[Web page and app entries]
···

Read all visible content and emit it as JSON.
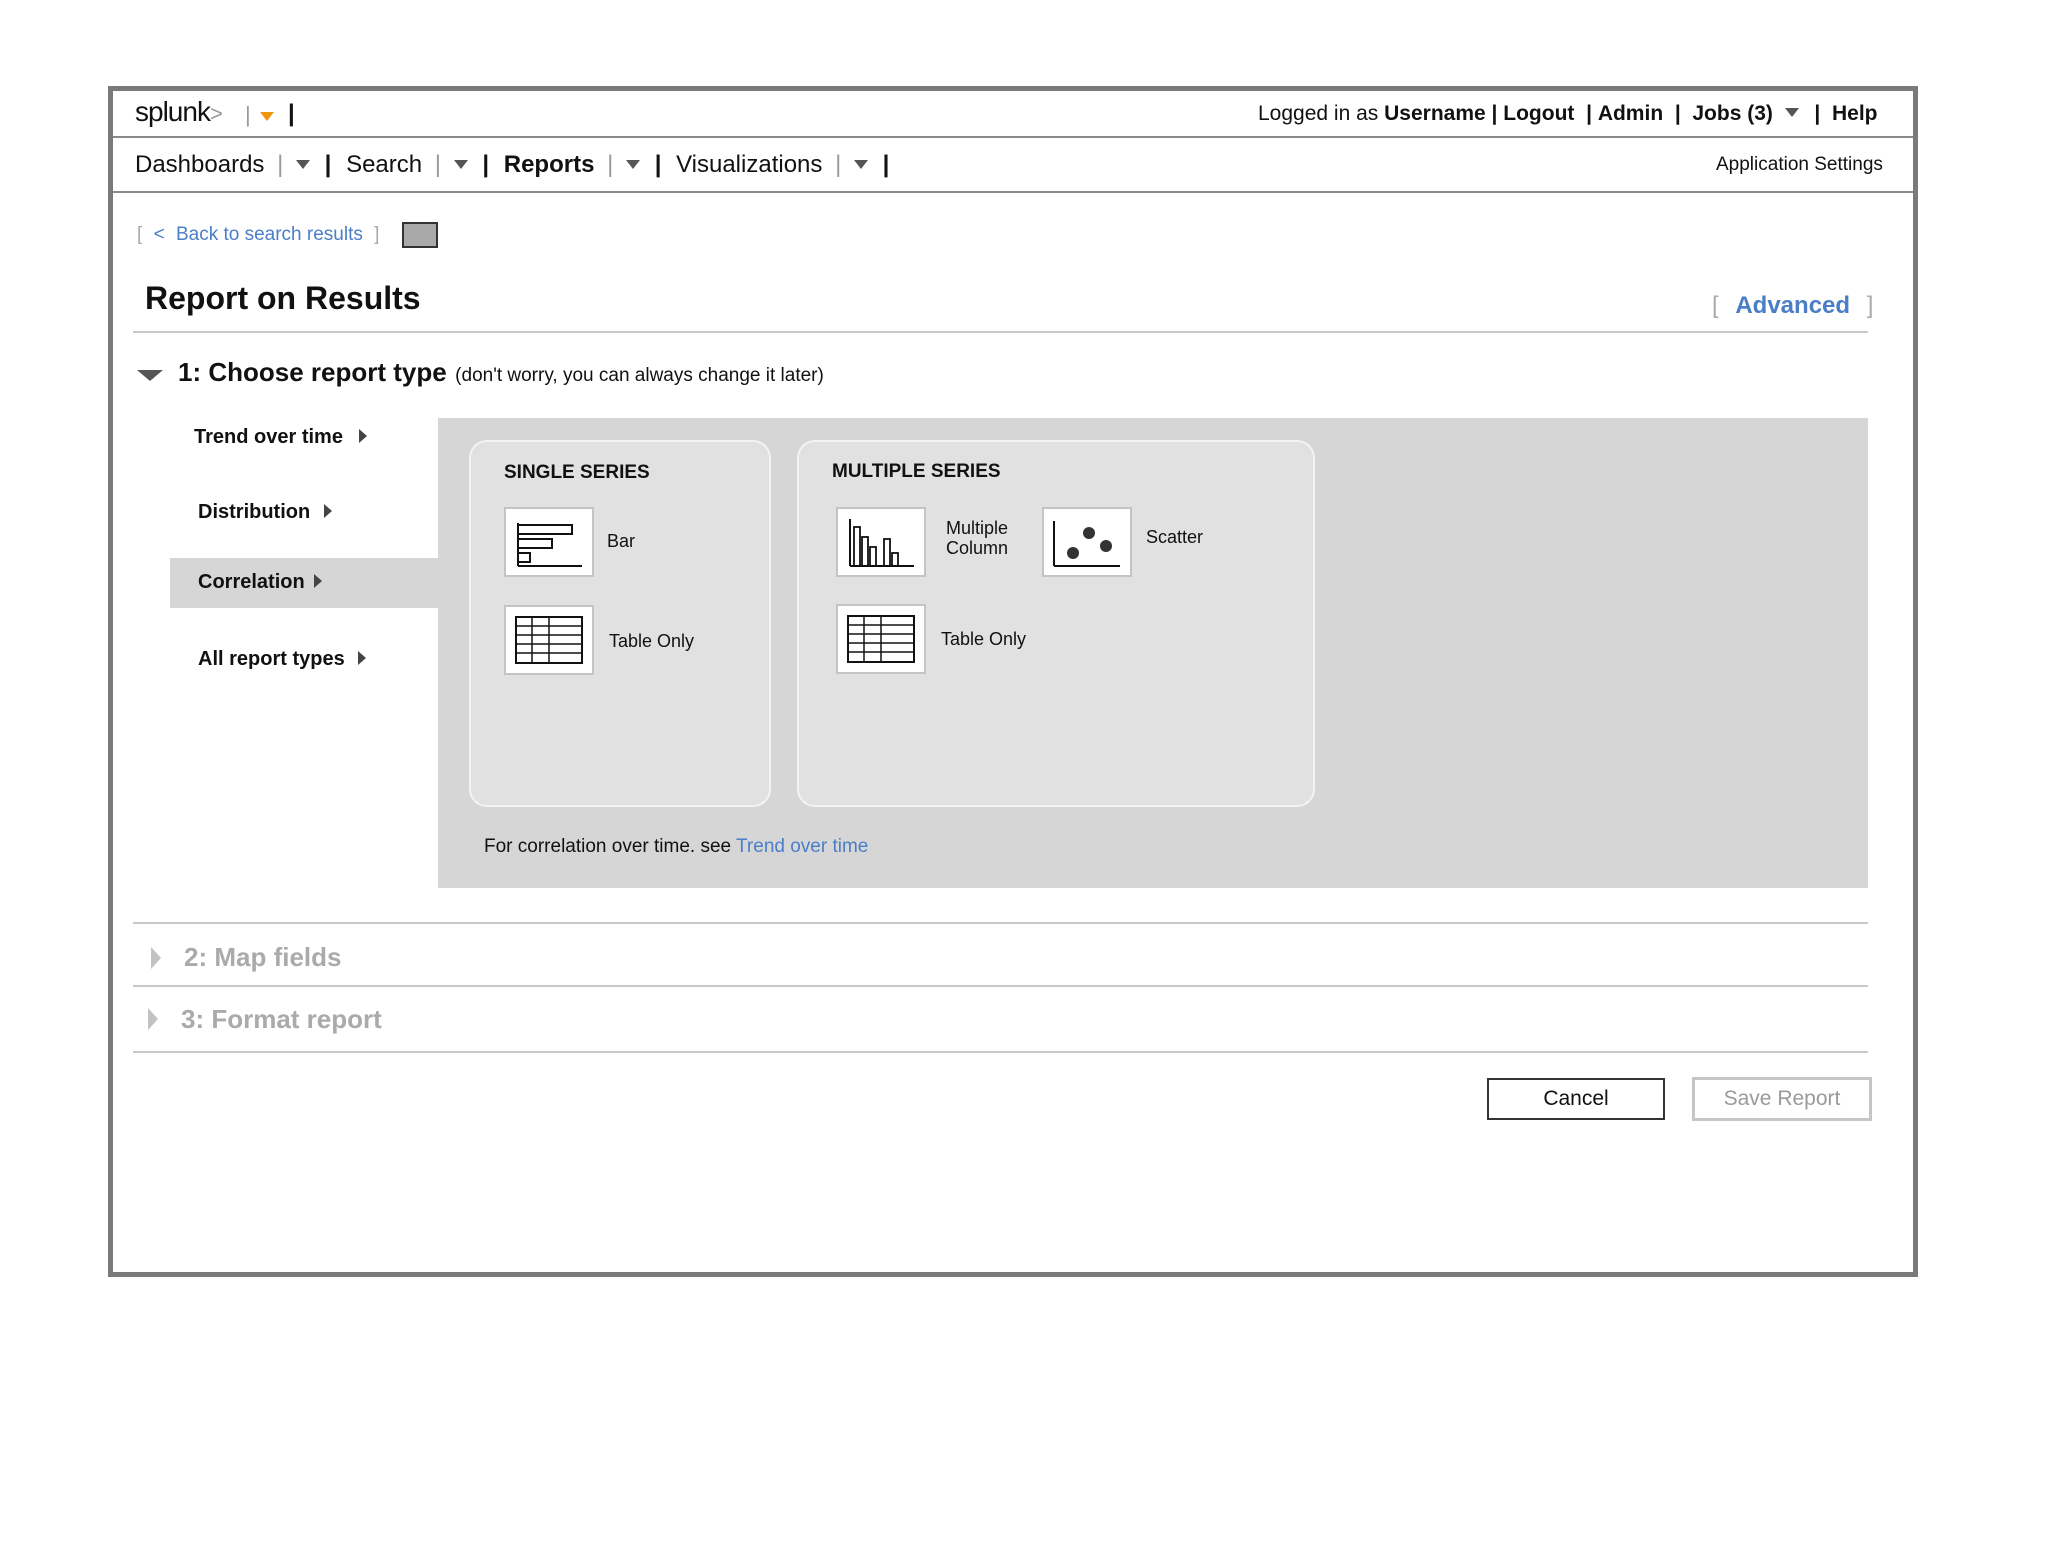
{
  "header": {
    "logo": "splunk",
    "logo_suffix": ">",
    "logged_in_prefix": "Logged in as",
    "username": "Username",
    "logout": "Logout",
    "admin": "Admin",
    "jobs": "Jobs (3)",
    "help": "Help"
  },
  "nav": {
    "items": [
      {
        "label": "Dashboards"
      },
      {
        "label": "Search"
      },
      {
        "label": "Reports"
      },
      {
        "label": "Visualizations"
      }
    ],
    "app_settings": "Application Settings"
  },
  "back": {
    "open_bracket": "[",
    "arrow": "<",
    "label": "Back to search results",
    "close_bracket": "]"
  },
  "page": {
    "title": "Report on Results",
    "advanced": "Advanced",
    "adv_open": "[",
    "adv_close": "]"
  },
  "step1": {
    "title": "1: Choose report type",
    "subtitle": "(don't worry, you can always change it later)",
    "categories": [
      {
        "label": "Trend over time"
      },
      {
        "label": "Distribution"
      },
      {
        "label": "Correlation"
      },
      {
        "label": "All report types"
      }
    ],
    "single_series": {
      "heading": "SINGLE SERIES",
      "options": [
        {
          "label": "Bar",
          "icon": "bar-chart-icon"
        },
        {
          "label": "Table Only",
          "icon": "table-icon"
        }
      ]
    },
    "multiple_series": {
      "heading": "MULTIPLE SERIES",
      "options": [
        {
          "label_line1": "Multiple",
          "label_line2": "Column",
          "icon": "column-chart-icon"
        },
        {
          "label": "Scatter",
          "icon": "scatter-chart-icon"
        },
        {
          "label": "Table Only",
          "icon": "table-icon"
        }
      ]
    },
    "note_prefix": "For correlation over time. see",
    "note_link": "Trend over time"
  },
  "step2": {
    "title": "2: Map fields"
  },
  "step3": {
    "title": "3: Format report"
  },
  "actions": {
    "cancel": "Cancel",
    "save": "Save Report"
  },
  "colors": {
    "accent": "#f0960e",
    "link": "#4a7ec7",
    "panel": "#d6d6d6",
    "selected_category": "#d6d6d6"
  }
}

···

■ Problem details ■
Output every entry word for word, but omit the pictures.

■ Written response ■
Read all visible content and emit it as JSON.
{
  "header": {
    "logo": "splunk",
    "logo_suffix": ">",
    "logged_in_prefix": "Logged in as",
    "username": "Username",
    "logout": "Logout",
    "admin": "Admin",
    "jobs": "Jobs (3)",
    "help": "Help"
  },
  "nav": {
    "items": [
      {
        "label": "Dashboards"
      },
      {
        "label": "Search"
      },
      {
        "label": "Reports"
      },
      {
        "label": "Visualizations"
      }
    ],
    "app_settings": "Application Settings"
  },
  "back": {
    "open_bracket": "[",
    "arrow": "<",
    "label": "Back to search results",
    "close_bracket": "]"
  },
  "page": {
    "title": "Report on Results",
    "advanced": "Advanced",
    "adv_open": "[",
    "adv_close": "]"
  },
  "step1": {
    "title": "1: Choose report type",
    "subtitle": "(don't worry, you can always change it later)",
    "categories": [
      {
        "label": "Trend over time"
      },
      {
        "label": "Distribution"
      },
      {
        "label": "Correlation"
      },
      {
        "label": "All report types"
      }
    ],
    "single_series": {
      "heading": "SINGLE SERIES",
      "options": [
        {
          "label": "Bar",
          "icon": "bar-chart-icon"
        },
        {
          "label": "Table Only",
          "icon": "table-icon"
        }
      ]
    },
    "multiple_series": {
      "heading": "MULTIPLE SERIES",
      "options": [
        {
          "label_line1": "Multiple",
          "label_line2": "Column",
          "icon": "column-chart-icon"
        },
        {
          "label": "Scatter",
          "icon": "scatter-chart-icon"
        },
        {
          "label": "Table Only",
          "icon": "table-icon"
        }
      ]
    },
    "note_prefix": "For correlation over time. see",
    "note_link": "Trend over time"
  },
  "step2": {
    "title": "2: Map fields"
  },
  "step3": {
    "title": "3: Format report"
  },
  "actions": {
    "cancel": "Cancel",
    "save": "Save Report"
  },
  "colors": {
    "accent": "#f0960e",
    "link": "#4a7ec7",
    "panel": "#d6d6d6",
    "selected_category": "#d6d6d6"
  }
}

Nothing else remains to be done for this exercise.